This is a really interesting article written by Becs Boyd who explored place-based education programs throughout the Pacific Northwest through a Churchill fellowship. She resides in Scotland.
The article explores how ‘Community Based approaches can be transformative for students, teachers, schools and communities. Making these approaches work means taking a fresh look at the school community, the wider community and the environment, and working out how they can best support each other. Change takes time, and success, naturally, relies on a healthy physical and social learning environment with good relationships between educators, administrators and students. Many schools will already be connecting students with their local Place and helping them discover how to make their own place in the world a positive one.’
This blog identifies some pointers drawn from the experiences of real schools, students and teachers to help plant the seeds of Place in new school communities.
I have just listed the headings – click on the link above to read more.
1) Learning and Caring About Place
2) Responsible Citizens
3) Active learners
4) Effective contributors
5) School in community
6) Relevant for the real world
Key questions arising:
How do you promote a culture of care?
How do you empower your students to make a difference in the local environment and community, creating caring local and global citizens?
Do you encourage ‘whole school’ learning that involves all students across all ages and classes.
How do you encourage students to learn by doing and be ‘creators’ of knowledge, with the teacher as a guide and co-learner who may not have all the ‘answers’.
Do you make students’ concerns and questions central to the learning agenda? How do you capture this? How often?
Is your school a model for a sustainable community that can act as a learning hub and role model for the wider community? If not – how will you make this happen? Are you outward looking and ambitious for your school?
Want to know more about Place-Based Education?
The blog ‘Leading and Learning: A Lifelong Journey‘ is well worth a read. Bethany identies the following key areas for ‘Moving from a Classroom of Kids to a Community of Learners’. You can follow Bethany on WordPress and on Twitter @bethhill2829
Procedures, Procedures, Procedures
This blog from IMPROVING TEACHING is a must read! It brings to our attention that AfL is under scrutiny and being challenged by some in the educational arena. For me, AfL underpins great teaching and great outcomes for children. Is it always carried out effectively?
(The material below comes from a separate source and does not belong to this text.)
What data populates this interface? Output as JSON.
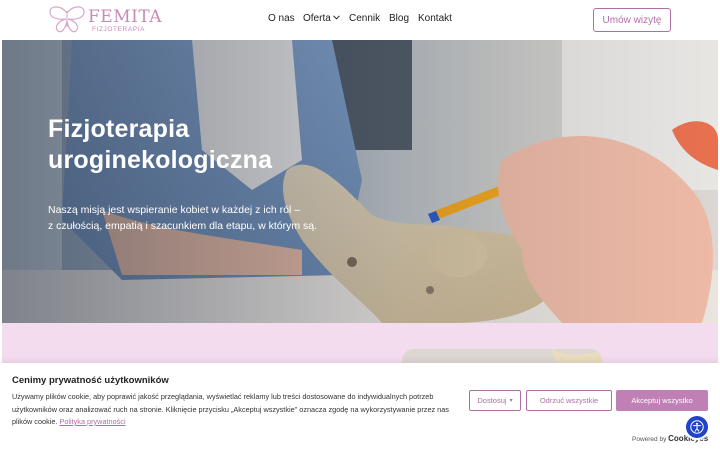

Therein lies the challenge [IMHO]! I would suggest to anyone struggling with what great AfL looks like… get yourself into EYFS because they have nailed it!!
A reminder of why assessment for learning is so important? (Click link for source)
Classroom-based research has shown that assessment for learning makes a difference to both pupils’ attainment and their levels
of engagement and motivation.
In Assessment for Learning – Beyond the black box (1999), the Assessment Reform Group usefully identifies the key characteristics of effective assessment for learning.
Assessment for learning:
– is embedded in a view of teaching and learning of which it is an essential part;
– involves sharing learning goals with pupils;
– aims to help pupils to know and to recognise the standards they are aiming for;
– involves pupils in peer and self-assessment;
– involves feedback which leads to pupils recognising their next steps and how to take them;
– involves both the teacher and pupils reviewing and reflecting on assessment information and data.
Assessment for learning depends crucially on teachers and pupils actually using the information gained to benefit future learning.
Improving Teaching proposes seven principles of formative assessment:
1.Determine exactly what students need to know and be able to do.
2. Align every aspect of lessons to their purpose.
3. Show students what’s expected.
4. Respond to students’ understanding between lessons.
5. Respond to students’ understanding within lessons.
6. Provide feedback which causes improvement.
7. Guide refinement.
What do you think? Join the conversation!
The great John Hattie…
Because I love a sketchnote…